By Antoine Abou-Diwan
Thousands filled the streets in downtown Beirut starting mid-2015 through 2016 in protest against a political class that they say is corrupt, and a government that is unable to provide basic services.
The protests began in reaction to a trash crisis caused by the closure of the Naameh landfill.
Without an alternative place for the trash, the waste company Sukleen suspended operations, leading to tons of stinking garbage to pile up in the streets.
The grassroots movement “You Stink” sprang up in response to the trash crisis. It eventually spawned other campaigns calling for government accountability, the resignation of long-time politicians and an overhaul of the entire system.
Most protests were peaceful. Some turned violent, with police beating protesters, and using water cannons and teargas to disperse crowds.
The government has since opened two landfills, and trash collection has resumed.
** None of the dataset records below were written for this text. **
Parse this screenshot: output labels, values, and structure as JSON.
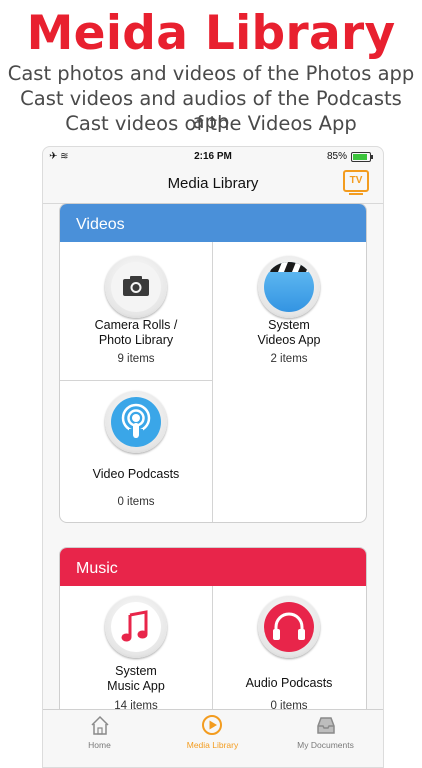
{
  "promo": {
    "headline": "Meida Library",
    "lines": [
      "Cast photos and videos of the Photos app",
      "Cast videos and audios of the Podcasts app",
      "Cast videos of the Videos App"
    ]
  },
  "status_bar": {
    "time": "2:16 PM",
    "battery_percent": "85%",
    "battery_level": 0.85
  },
  "nav": {
    "title": "Media Library",
    "tv_button_label": "TV"
  },
  "sections": [
    {
      "title": "Videos",
      "color": "#4a90d9",
      "items": [
        {
          "label_line1": "Camera Rolls /",
          "label_line2": "Photo Library",
          "count": "9 items",
          "icon": "camera-icon"
        },
        {
          "label_line1": "System",
          "label_line2": "Videos App",
          "count": "2 items",
          "icon": "clapperboard-icon"
        },
        {
          "label_line1": "Video Podcasts",
          "label_line2": "",
          "count": "0 items",
          "icon": "podcast-icon"
        }
      ]
    },
    {
      "title": "Music",
      "color": "#e8254a",
      "items": [
        {
          "label_line1": "System",
          "label_line2": "Music App",
          "count": "14 items",
          "icon": "music-note-icon"
        },
        {
          "label_line1": "Audio Podcasts",
          "label_line2": "",
          "count": "0 items",
          "icon": "headphones-icon"
        }
      ]
    }
  ],
  "tabs": [
    {
      "label": "Home",
      "icon": "house-icon"
    },
    {
      "label": "Media Library",
      "icon": "play-circle-icon",
      "active": true
    },
    {
      "label": "My Documents",
      "icon": "inbox-tray-icon"
    }
  ],
  "colors": {
    "accent": "#f39c1f",
    "headline": "#e8202f"
  }
}
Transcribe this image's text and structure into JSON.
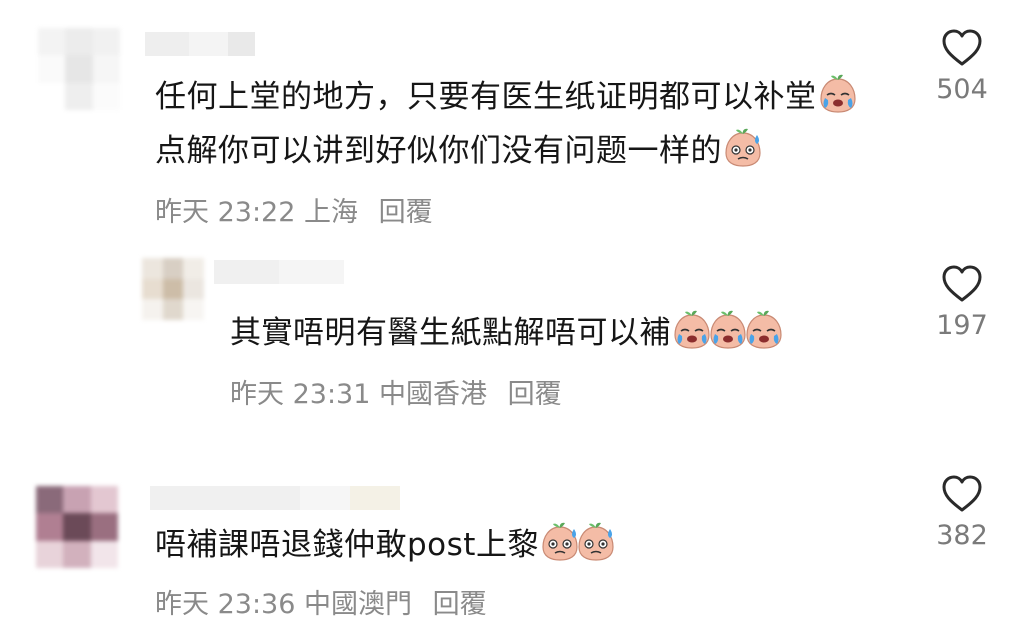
{
  "comments": [
    {
      "text_line1": "任何上堂的地方，只要有医生纸证明都可以补堂",
      "text_line2": "点解你可以讲到好似你们没有问题一样的",
      "time": "昨天 23:22",
      "location": "上海",
      "reply": "回覆",
      "likes": "504",
      "emoji_line1": [
        "crying-emoji"
      ],
      "emoji_line2": [
        "sweat-emoji"
      ]
    },
    {
      "text": "其實唔明有醫生紙點解唔可以補",
      "time": "昨天 23:31",
      "location": "中國香港",
      "reply": "回覆",
      "likes": "197",
      "emoji": [
        "crying-emoji",
        "crying-emoji",
        "crying-emoji"
      ]
    },
    {
      "text": "唔補課唔退錢仲敢post上黎",
      "time": "昨天 23:36",
      "location": "中國澳門",
      "reply": "回覆",
      "likes": "382",
      "emoji": [
        "sweat-emoji",
        "sweat-emoji"
      ]
    }
  ],
  "colors": {
    "text": "#161616",
    "meta": "#8a8a8a",
    "emoji_face": "#f3b8a4",
    "emoji_leaf": "#5aa85a",
    "tear": "#4aa3e8"
  }
}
But a long-term, sustainable waste management plan is nowhere on the horizon.